Both parties will need to understand any and all variations in those payments, especially if the arrangement is long-term. Another thing both parties must understand and come to an agreement on are the rights of the parties, in case the agreement will be terminated.
During the negotiation process, it has to be decided whether or not the logos or trademarks of the Sponsors will be used in conjunction with the promotion of the sponsored person or company. If this is to be done, the Sponsor can increase visibility of their company, as it would most likely be put on any and all promotional materials created during the course of the partnership.
Once an agreement on how the trademarked and copyrighted material is made, the Sponsor can grant a trademark license agreement that grants the Sponsored the right to use the materials during the duration of the Sponsorship agreement. This ensures that the Sponsored cannot violate trademark law.
Both parties must oblige to any and all federal and state regulations during the creation of the contract, as well as the execution of the contract. Failure to do so will result in fines to the party in violation, to either the government and/or the other party.

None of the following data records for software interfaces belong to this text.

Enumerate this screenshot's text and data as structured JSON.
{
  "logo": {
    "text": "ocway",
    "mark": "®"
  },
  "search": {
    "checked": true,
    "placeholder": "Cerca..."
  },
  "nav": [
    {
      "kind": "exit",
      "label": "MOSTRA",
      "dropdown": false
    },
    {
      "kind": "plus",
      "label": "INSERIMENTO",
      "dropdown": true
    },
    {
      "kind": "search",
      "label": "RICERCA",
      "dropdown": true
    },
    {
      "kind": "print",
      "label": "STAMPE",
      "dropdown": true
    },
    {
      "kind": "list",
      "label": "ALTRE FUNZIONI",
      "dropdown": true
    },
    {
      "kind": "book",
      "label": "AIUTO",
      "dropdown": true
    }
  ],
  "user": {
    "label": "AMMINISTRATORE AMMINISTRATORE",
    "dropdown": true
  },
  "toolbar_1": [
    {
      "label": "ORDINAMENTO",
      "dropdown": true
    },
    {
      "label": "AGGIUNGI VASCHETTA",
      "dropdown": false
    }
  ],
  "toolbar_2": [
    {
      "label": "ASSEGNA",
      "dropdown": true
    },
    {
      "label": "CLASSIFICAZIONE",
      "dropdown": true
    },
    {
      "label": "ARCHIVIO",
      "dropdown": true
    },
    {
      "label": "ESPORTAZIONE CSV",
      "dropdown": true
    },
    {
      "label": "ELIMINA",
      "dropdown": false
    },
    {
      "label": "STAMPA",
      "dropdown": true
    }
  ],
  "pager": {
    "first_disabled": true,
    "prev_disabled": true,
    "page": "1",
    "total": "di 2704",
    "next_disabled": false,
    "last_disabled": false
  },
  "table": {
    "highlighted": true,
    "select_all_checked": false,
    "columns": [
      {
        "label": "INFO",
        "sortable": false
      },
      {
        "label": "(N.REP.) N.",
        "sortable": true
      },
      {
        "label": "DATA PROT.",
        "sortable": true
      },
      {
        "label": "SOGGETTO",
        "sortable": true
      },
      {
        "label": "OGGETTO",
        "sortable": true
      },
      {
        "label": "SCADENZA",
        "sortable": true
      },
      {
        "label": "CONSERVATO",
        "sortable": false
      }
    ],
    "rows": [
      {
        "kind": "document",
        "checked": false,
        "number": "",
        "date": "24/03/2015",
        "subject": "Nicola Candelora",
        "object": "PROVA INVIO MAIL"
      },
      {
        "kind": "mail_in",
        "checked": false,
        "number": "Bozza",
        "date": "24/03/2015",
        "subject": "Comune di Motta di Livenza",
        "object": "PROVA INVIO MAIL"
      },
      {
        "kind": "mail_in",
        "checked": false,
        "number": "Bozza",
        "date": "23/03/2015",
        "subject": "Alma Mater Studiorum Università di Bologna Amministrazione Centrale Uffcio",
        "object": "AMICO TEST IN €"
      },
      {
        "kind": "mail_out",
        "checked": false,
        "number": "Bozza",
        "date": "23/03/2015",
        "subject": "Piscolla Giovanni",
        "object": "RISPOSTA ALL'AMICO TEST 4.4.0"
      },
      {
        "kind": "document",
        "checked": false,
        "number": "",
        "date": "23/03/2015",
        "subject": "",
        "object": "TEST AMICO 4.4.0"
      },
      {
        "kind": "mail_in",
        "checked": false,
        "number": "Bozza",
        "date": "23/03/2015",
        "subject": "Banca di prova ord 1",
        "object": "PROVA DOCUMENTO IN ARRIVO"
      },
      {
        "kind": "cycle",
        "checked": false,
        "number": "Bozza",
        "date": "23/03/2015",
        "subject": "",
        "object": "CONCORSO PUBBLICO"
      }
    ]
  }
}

These regulations can affect the distribution and allocation of funds from either party, trademarked items from the Sponsor, and other things.
When filing taxes through the IRS, the sponsored party must present receipts of “qualified sponsorship payments”, which is any payment made to another party with no assumption that they will receive any substantial return benefit in exchange. Both parties must be made aware of the Fair Market Value of their services and the benefits to be provided.
Important things to remember when drafting a Sponsorship Agreement
When drafting a Sponsorship agreement, the parties must include a variety of things, most importantly, the identity of the parties as well as the agreement’s effective dates. They must also describe the rights, duties, and responsibilities of each party in detail. Without this, potential issues may arise if one party chooses to pursue legal action over the other party for not fulfilling their responsibilities, which had been promised through a verbal agreement, but not a written one.
The sponsor must decide whether or not to provide any liability or indemnity insurance, detailed through warranty and indemnity provisions that would detail the limits of the insurances.
Finally, before signing the agreement, they both should include any necessary miscellaneous provisions, which may not be specific to the contract at hand, but necessary to the completion of the agreement.
This post is written by Maggie Pa, a UCLA Class of 2017 student with vast experience in social media and marketing.